Christmas is, without a doubt, a bonkers time of year. Think about it rationally – we put a tree in our house, we have lights flashing inside and out, we put shiny ornaments on every surface and we lose our minds at the shops. Again and again. When you think about Christmas in June or July (unless you’re one of those Christmas obsessives who lives for it all year round), does it feel a bit like madness? Because it does to me.
Yet we all (OK, most of us) love it, and I know you all think I’m a grumpy Scrooge for writing stuff like this, but, yes, I love it too.
Christmas is a time for taking a step back from reality, for letting the routine go. For not knowing what the date is and definitely not knowing what the day. Is it Thursday? Tuesday? I have no idea. When’s New Year’s Eve again? Nope, I really don’t know. For just a few days, it becomes perfectly acceptable to eat cheese or chocolate for breakfast. Because it’s Christmas, isn’t it?
We go to the shops again and again. And even though we’re there, we still moan about everyone else who is there. We tell ourselves this is DEFINITELY THE LAST TIME, but then on Christmas Eve we question if we have enough biscuits for Boxing Day or enough meat for when the family come round for tea on Christmas day (when we’ve already had plenty to eat, but it’s Christmas, isn’t it?). We devise increasingly bonkers strategies for shopping. Because it’s not shopping, it’s a MILITARY OPERATION. Should we go really early? Or really late? (But what if they’ve already sold out of everything?) Could we park further away? Could we walk to the shops?
We moan about wrapping presents and writing cards, but we couldn’t not do it, could we? We’d just feel too guilty, and it’s Christmas, isn’t it?

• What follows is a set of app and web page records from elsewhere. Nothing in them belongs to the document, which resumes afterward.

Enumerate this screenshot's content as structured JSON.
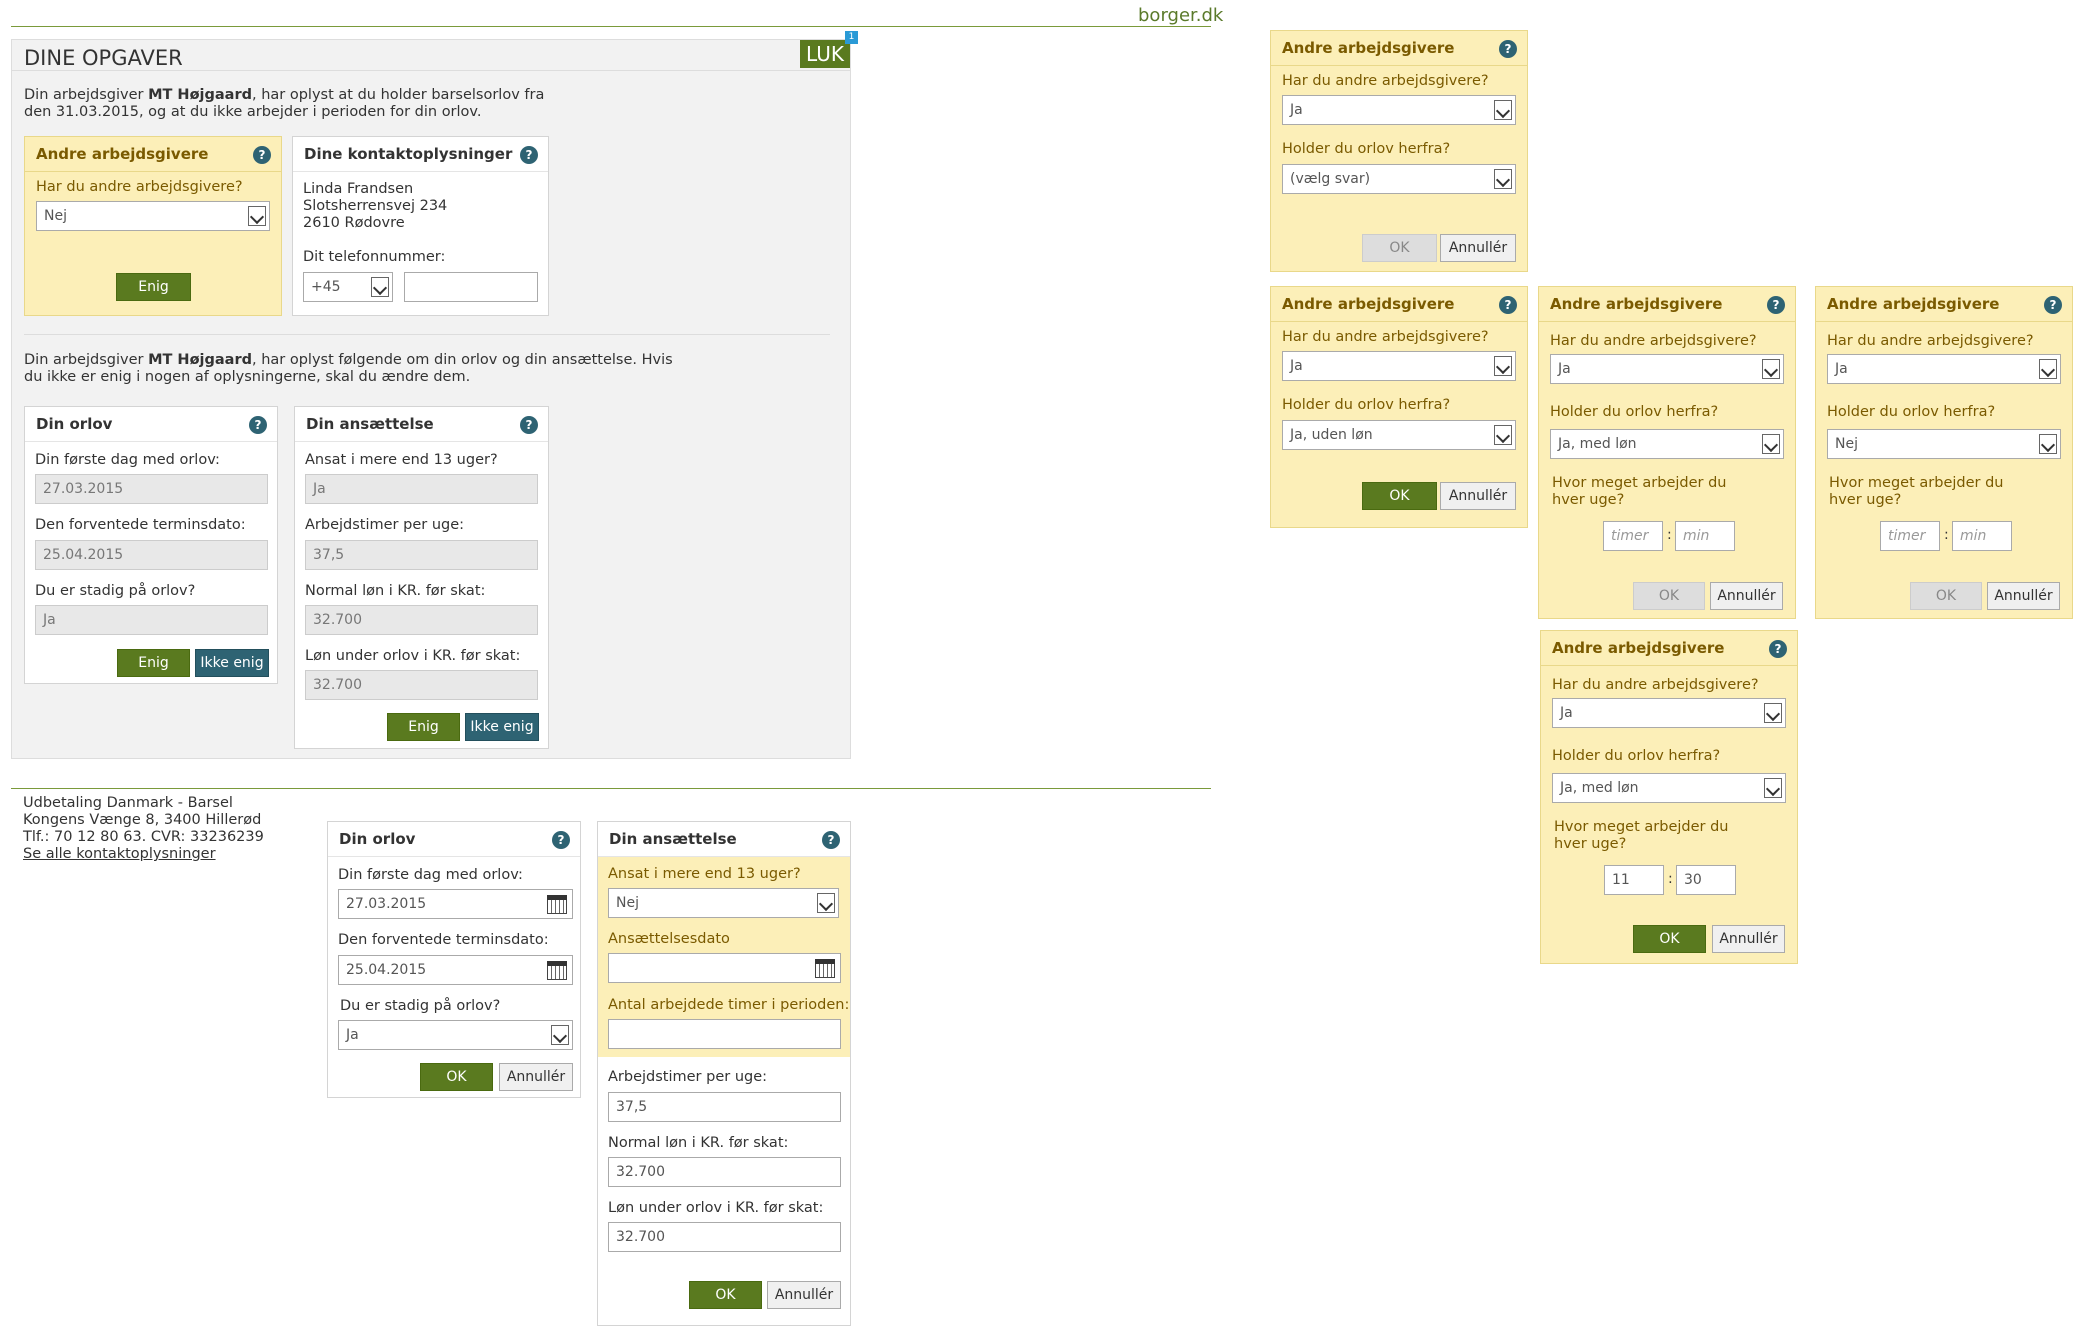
{
  "brand": "borger.dk",
  "main": {
    "title": "DINE OPGAVER",
    "close_label": "LUK",
    "badge": "1",
    "intro1_a": "Din arbejdsgiver ",
    "intro1_employer": "MT Højgaard",
    "intro1_b": ", har oplyst at du holder barselsorlov fra",
    "intro1_c": "den 31.03.2015, og at du ikke arbejder i perioden for din orlov.",
    "intro2_a": "Din arbejdsgiver ",
    "intro2_employer": "MT Højgaard",
    "intro2_b": ", har oplyst følgende om din orlov og din ansættelse. Hvis",
    "intro2_c": "du ikke er enig i nogen af oplysningerne, skal du ændre dem."
  },
  "help": "?",
  "other_employers": {
    "title": "Andre arbejdsgivere",
    "q1": "Har du andre arbejdsgivere?",
    "q2": "Holder du orlov herfra?",
    "q3": "Hvor meget arbejder du hver uge?",
    "value_no": "Nej",
    "value_yes": "Ja",
    "choose": "(vælg svar)",
    "leave_unpaid": "Ja, uden løn",
    "leave_paid": "Ja, med løn",
    "agree": "Enig",
    "hours_ph": "timer",
    "min_ph": "min",
    "hours_val": "11",
    "min_val": "30"
  },
  "contact": {
    "title": "Dine kontaktoplysninger",
    "name": "Linda Frandsen",
    "street": "Slotsherrensvej 234",
    "city": "2610 Rødovre",
    "phone_label": "Dit telefonnummer:",
    "prefix": "+45",
    "phone_value": ""
  },
  "leave": {
    "title": "Din orlov",
    "first_day_label": "Din første dag med orlov:",
    "first_day": "27.03.2015",
    "due_label": "Den forventede terminsdato:",
    "due": "25.04.2015",
    "still_label": "Du er stadig på orlov?",
    "still": "Ja"
  },
  "employment": {
    "title": "Din ansættelse",
    "over13_label": "Ansat i mere end 13 uger?",
    "over13": "Ja",
    "over13_no": "Nej",
    "hours_label": "Arbejdstimer per uge:",
    "hours": "37,5",
    "salary_label": "Normal løn i KR. før skat:",
    "salary": "32.700",
    "leave_salary_label": "Løn under orlov i KR. før skat:",
    "leave_salary": "32.700",
    "start_label": "Ansættelsesdato",
    "worked_label": "Antal arbejdede timer i perioden:"
  },
  "buttons": {
    "agree": "Enig",
    "disagree": "Ikke enig",
    "ok": "OK",
    "cancel": "Annullér"
  },
  "footer": {
    "line1": "Udbetaling Danmark - Barsel",
    "line2": "Kongens Vænge 8, 3400 Hillerød",
    "line3": "Tlf.: 70 12 80 63. CVR: 33236239",
    "link": "Se alle kontaktoplysninger"
  }
}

The house has a special Christmas clean because who could wake up to presents with a floor which hadn’t been mopped?
We wash bedding for guests. Then get more food in for them, even though our cupboards and fridges are already fit to burst.
And we have Christmas-scented candles burning and an expensive bunch of ‘Christmas flowers’, which are like normal ones, except more expensive and with the addition of fake snow or glitter. Personally, I made the fatal error of GOING TO THE SHOPS TOO LATE, so my flowers have the snow rather than the glitter I actually wanted.
We wear Christmas jumpers without question, jumpers that even in October we couldn’t believe we would actually wear. We play board games we would never usually have time to play.We sing along to the comedy songs at the pantomime and shout ‘He’s behind you!’ and ‘Oh no, you didn’t!’ without embarrassment. What sane adult would do that at any other time of the year?
We do all of this, then we sigh and laugh at ourselves because it’s all this work for ONE DAY. But it’s not one day, is it? It’s a period of several days. It’s time to relax, to be with family, to take a break from the norm (except for those amazing people who have to work through Christmas, who have my utter respect), to not worry about work or anything apart from what to watch on TV next and whether another Quality Street or two would be acceptable.
We need this. All this crazy bonkers-ness of Christmas. Without it, we would never get a break. What would winter be like without it? Just a long few months of bleak darkness and cold. Christmas gets us through it.
But what if we didn’t have it? And it got me thinking, if Jesus hadn’t been born, if Christmas as we know it had never existed, would we have invented something very like it anyway? Would we still have been going to the supermarket at 7am and filling our homes with lights and baubles and our fridges with way more food than we could ever eat?
I think we would.